While some have said that traditionally insurance is based around spreading risk over groups, that still holds currently, even when some are denied coverage. It's just that the risk is spread over a portfolio of similar people. This is the ideal way to set up insurance for companies because by being able to select the cheaper people to insure and putting them all in a portfolio together, they can sell them insurance at a much lower price than someone who has a broad portfolio and charges everyone the same.
For example, if you just get a life insurance policy that requires practically no info, you'll get a lousy policy since there might be a lot of smokers, morbidly obese people, cancer patients, and so forth in the portfolio so of course premiums will be high. However, if you go through a medical check, answer lots of questions, and are found to be very healthy, you'll get a good rate.
Clearly, companies that offer such highly-differentiated policies will steal all of the healthy people from other companies. The other companies will be left with the expensive people by being adversely selected, will lose tons of money, and will either have to differentiate more or go out of business. Note that more expensive people to insure can usually still get policies, but they'll have to pay something more in line with their expected costs. So the net result is that people are charged fairer rates, but are still protected. So with car insurance, better drivers (both with a good track record and those whose profiles make them less likely to get in accidents, going by age, gender, income and so forth) get lower rates and riskier drivers get higher rates.
Applying this to health insurance, healthy people will be protected against the unexpected (cancer, emergency room treatment, and so forth) but will have to pay little since it's unlikely they'll incur high costs. This is good for both those consumers, who get low rates, and for the insurance companies, who undercut the competition by better identifying the people who are cheaper to insure. The flip side of the coin is that more expensive people are deemed uninsurable, as the article states, by smart insurance companies. But this phenomenon isn't unique to health insurance. If you have terminal cancer, good luck getting life insurance. If you live in a place that gets flooded every year, no way a (non-governmental or non-subsidized) insurance company will cover flood damage for your house.
Of course, this ignores arguments about if such things are fair, right, or how a country's health system should be run (and for the record, I live in Canada and think it's ridiculous how the US still doesn't have proper healthcare). Also, the auto insurance industry here in Ontario has undergone a huge change in the last 5 years. Many companies have closed or had to make significant changes due to staggering losses.
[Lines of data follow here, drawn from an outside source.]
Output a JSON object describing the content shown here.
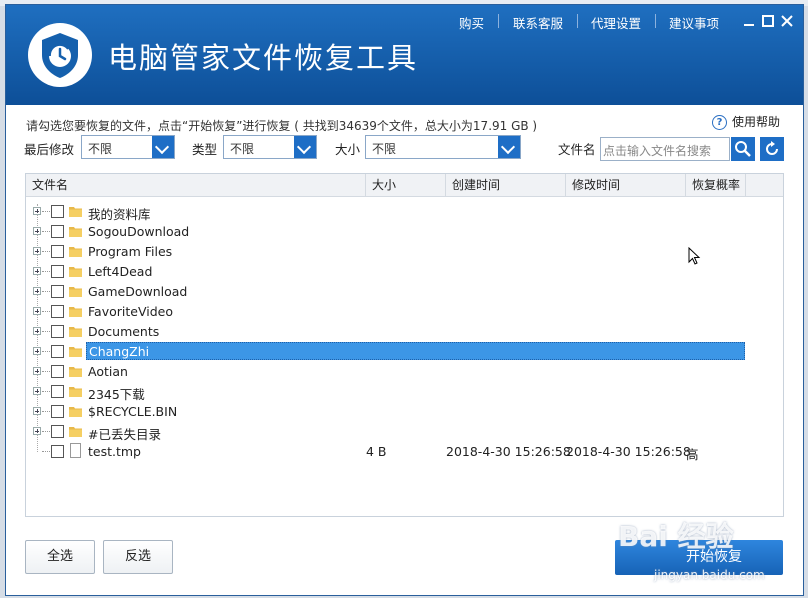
{
  "app": {
    "title": "电脑管家文件恢复工具",
    "menu": [
      "购买",
      "联系客服",
      "代理设置",
      "建议事项"
    ]
  },
  "description": "请勾选您要恢复的文件，点击“开始恢复”进行恢复 ( 共找到34639个文件，总大小为17.91 GB )",
  "help_label": "使用帮助",
  "filters": {
    "modified_label": "最后修改",
    "modified_value": "不限",
    "type_label": "类型",
    "type_value": "不限",
    "size_label": "大小",
    "size_value": "不限",
    "filename_label": "文件名",
    "filename_placeholder": "点击输入文件名搜索"
  },
  "table": {
    "columns": [
      "文件名",
      "大小",
      "创建时间",
      "修改时间",
      "恢复概率"
    ],
    "rows": [
      {
        "name": "我的资料库",
        "kind": "folder"
      },
      {
        "name": "SogouDownload",
        "kind": "folder"
      },
      {
        "name": "Program Files",
        "kind": "folder"
      },
      {
        "name": "Left4Dead",
        "kind": "folder"
      },
      {
        "name": "GameDownload",
        "kind": "folder"
      },
      {
        "name": "FavoriteVideo",
        "kind": "folder"
      },
      {
        "name": "Documents",
        "kind": "folder"
      },
      {
        "name": "ChangZhi",
        "kind": "folder",
        "selected": true
      },
      {
        "name": "Aotian",
        "kind": "folder"
      },
      {
        "name": "2345下载",
        "kind": "folder"
      },
      {
        "name": "$RECYCLE.BIN",
        "kind": "folder"
      },
      {
        "name": "#已丢失目录",
        "kind": "folder"
      },
      {
        "name": "test.tmp",
        "kind": "file",
        "size": "4 B",
        "created": "2018-4-30 15:26:58",
        "modified": "2018-4-30 15:26:58",
        "probability": "高"
      }
    ]
  },
  "buttons": {
    "select_all": "全选",
    "invert": "反选",
    "start": "开始恢复"
  },
  "watermark": {
    "logo": "Bai 经验",
    "url": "jingyan.baidu.com"
  },
  "colors": {
    "titlebar": "#1560ad",
    "accent": "#1e6ec6",
    "selection": "#3c96e6"
  }
}
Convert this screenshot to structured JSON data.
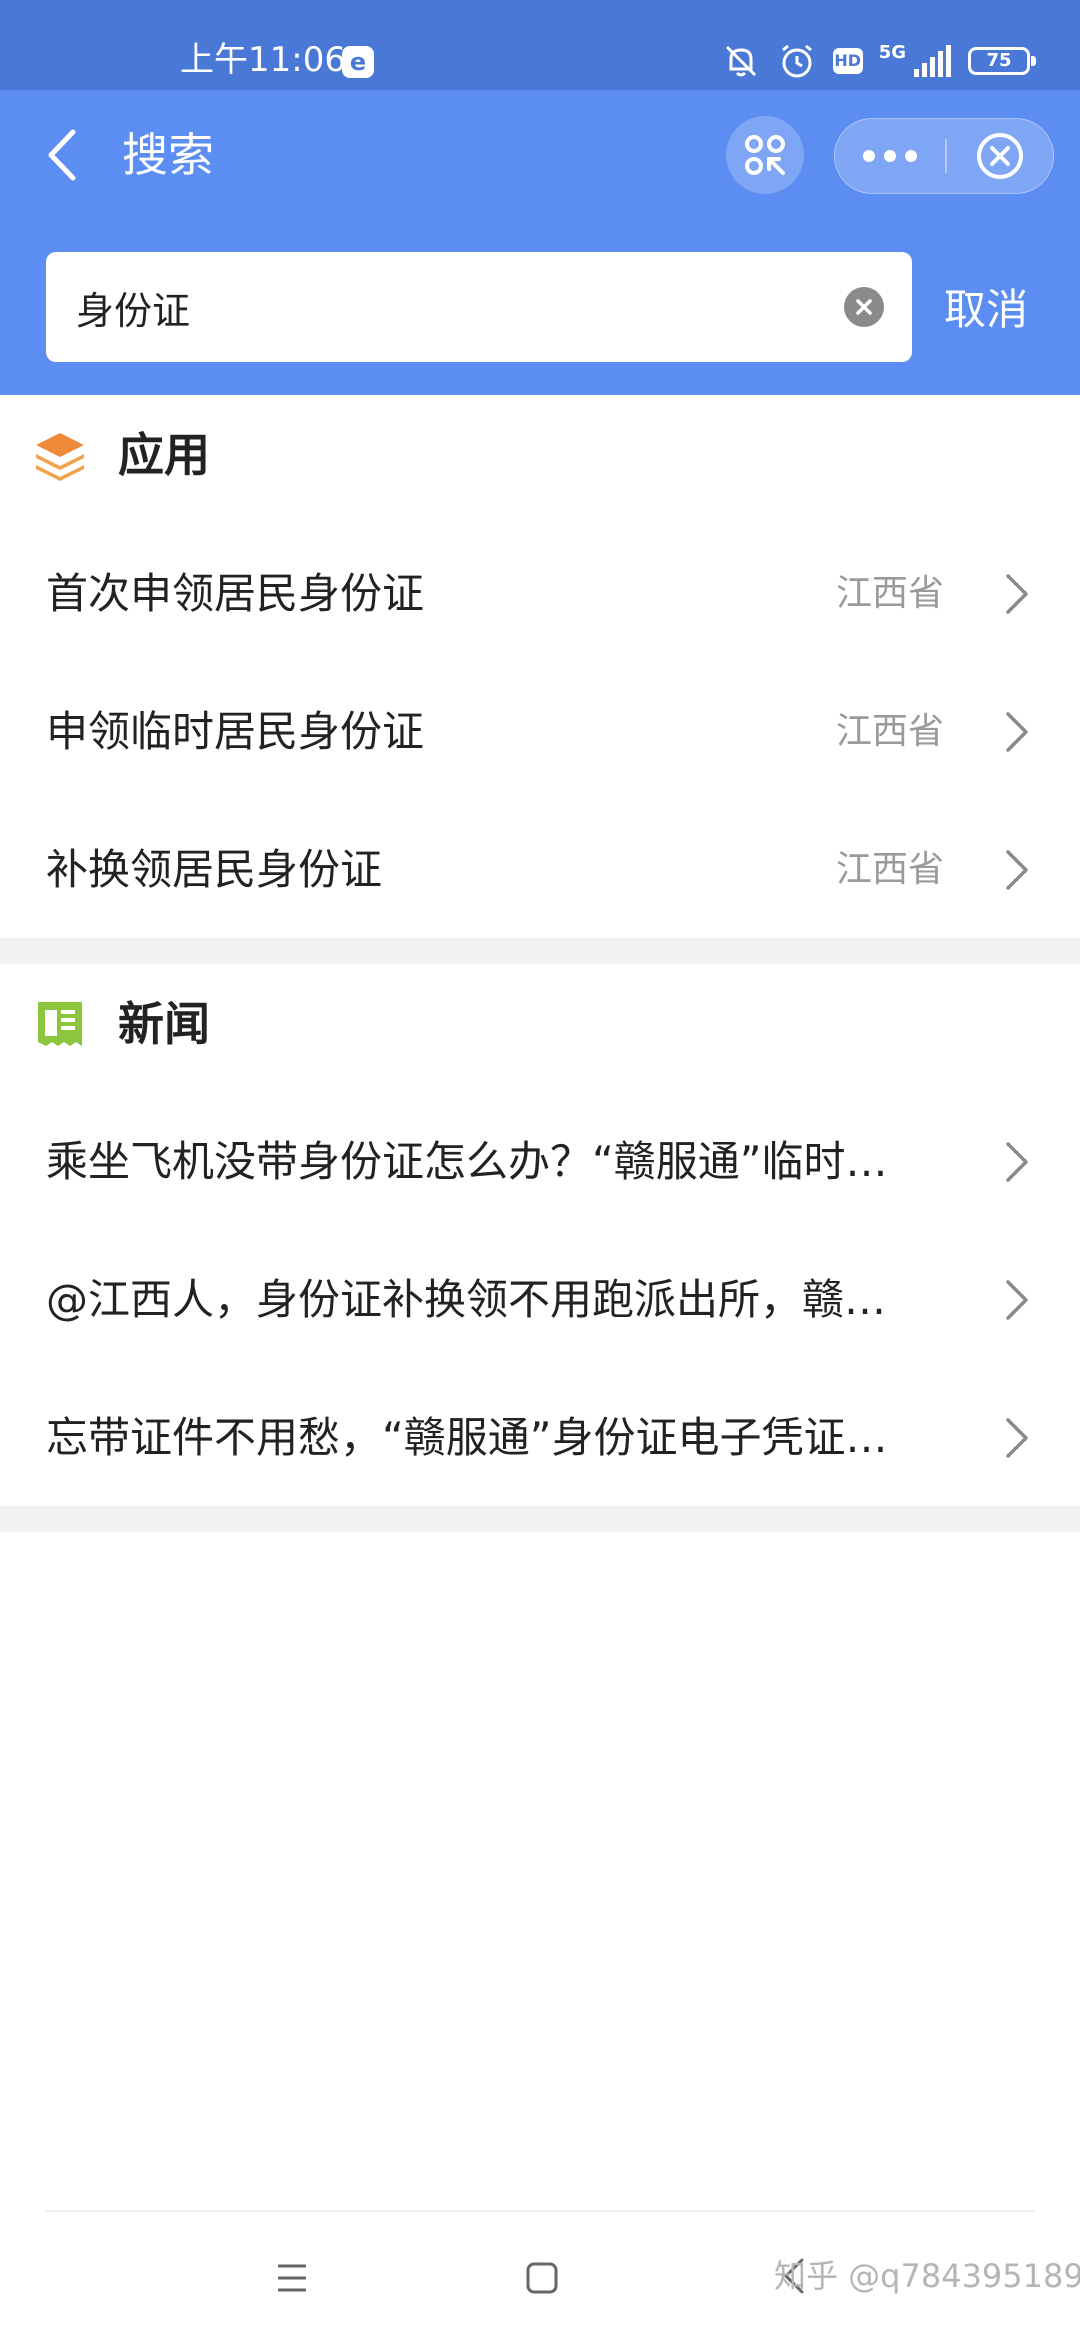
{
  "status_bar": {
    "time": "上午11:06",
    "app_badge": "e",
    "hd": "HD",
    "network": "5G",
    "battery": "75"
  },
  "header": {
    "title": "搜索"
  },
  "search": {
    "value": "身份证",
    "cancel_label": "取消"
  },
  "apps_section": {
    "title": "应用",
    "items": [
      {
        "label": "首次申领居民身份证",
        "region": "江西省"
      },
      {
        "label": "申领临时居民身份证",
        "region": "江西省"
      },
      {
        "label": "补换领居民身份证",
        "region": "江西省"
      }
    ]
  },
  "news_section": {
    "title": "新闻",
    "items": [
      {
        "label": "乘坐飞机没带身份证怎么办？“赣服通”临时…"
      },
      {
        "label": "@江西人，身份证补换领不用跑派出所，赣…"
      },
      {
        "label": "忘带证件不用愁，“赣服通”身份证电子凭证…"
      }
    ]
  },
  "watermark": "知乎 @q784395189",
  "colors": {
    "header": "#5b8df2",
    "status_bar": "#4a78d6",
    "apps_icon": "#ee8a3a",
    "news_icon": "#8cc63f"
  }
}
The losses were due to both increases in costs from accidents, especially in Toronto, and other companies using much better statistical models to undercut the competition and get all the good drivers. Now, in order to stay competitive, companies have to use predictive models to estimate future trends as opposed to just assuming things will stay roughly constant proportionately.